It was with a sigh of relief that we turned the calendar page from August to September. At the height of summer, August was composed of smoke-filled skies, temperatures close to 100, and thunderstorms that would not quite quench our thirst. We took a few afternoons off, celebrated the cooler temperatures and wind that drove the smoke out of the valley.
And now, we are careening towards fall. Or so we thought.
September continues to surprise us as the busiest month of the season for farming. Our harvest list now fills two pages and the bathtubs in our wash station are overflowing as the bounty of both summer and fall collide. Summer squash, cucumbers, green beans, broccoli, and eggplant won’t quit. Our loyal standbys of carrots, beets, kale, and chard are still holding strong. The long-awaited tomato harvest is finally upon us, along with its cousins: tomatillos, ground cherries, and the full rainbow (and heat) spectrum of peppers. Potatoes are ready to be popped out of the ground. And my personal favorite, Brussel sprouts, are ready too. Shallots and garlic are already cleaned and cured. And if we pause in the midst of this blur, we can see winter squash lurking under giant leaves and turning golden in the nearly-autumnal sun.
When we set up for CSA pick up, the tables stagger under the weight of the harvest. This means that September is the most exciting time of year for cooking (and if you’re going for extra credit, perhaps that means canning, freezing, dehydrating, and pickling). When I open the cookbooks I’ve carted from the Northwest – where the growing season is longer and California is not so far away – I often have to adapt recipes to fit with what is available here in Montana. September, though, needs no substitutions, and is the time to go all out! With only three weeks left in our CSA, this bounty will not last forever.
Last night I enjoyed a delicious slice of ratatouille pizza from The Clove Cart, which I think the perfect emblem of the September harvest. This month, I’m going to be making Mediterranean-inspired dishes like this salad, from Cornucopia at Home.
- 2 medium eggplants
- 3 cans of garbanzo beans
- 4 oz feta cheese
- Salad greens
- Olive oil
- Salt and pepper
- 2-3 tsp cumin
- 2/3 c. olive oil
- 3 T lemon juice
- sun-dried cherry tomatoes – I used about a pint, before dehydrating
The original recipe calls for spinach, but our spinach at Orchard Gardens is not quite ready. Lightly steaming chard or kale works nicely.
I dried the tomatoes overnight on my dehydrator; oven-drying would also work.
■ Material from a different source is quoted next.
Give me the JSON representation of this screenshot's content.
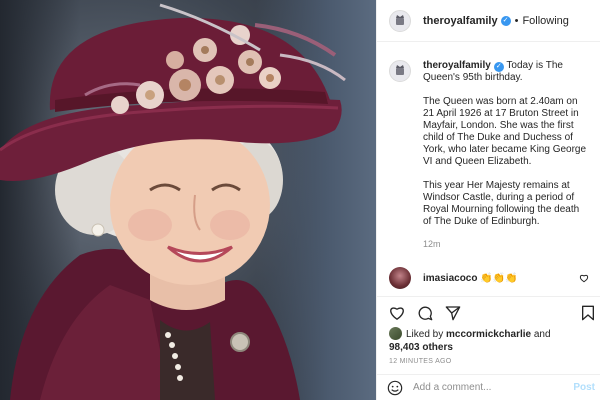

Preheat the oven to 400 degrees F.
Chop the eggplant into cubes and toss with olive oil, salt, and pepper. Transfer to a baking tray and roast until tender, about 20 minutes, turning occasionally. Set aside to cool.
Blend all dressing ingredients in a food processor (or immersion blender) to create a thick tomato puree.
Drain and rinse garbanzo beans. Chop feta into small cubes. Place in a bowl with the eggplant and spoon the dressing over, combining gently. Serve on a bed of greens.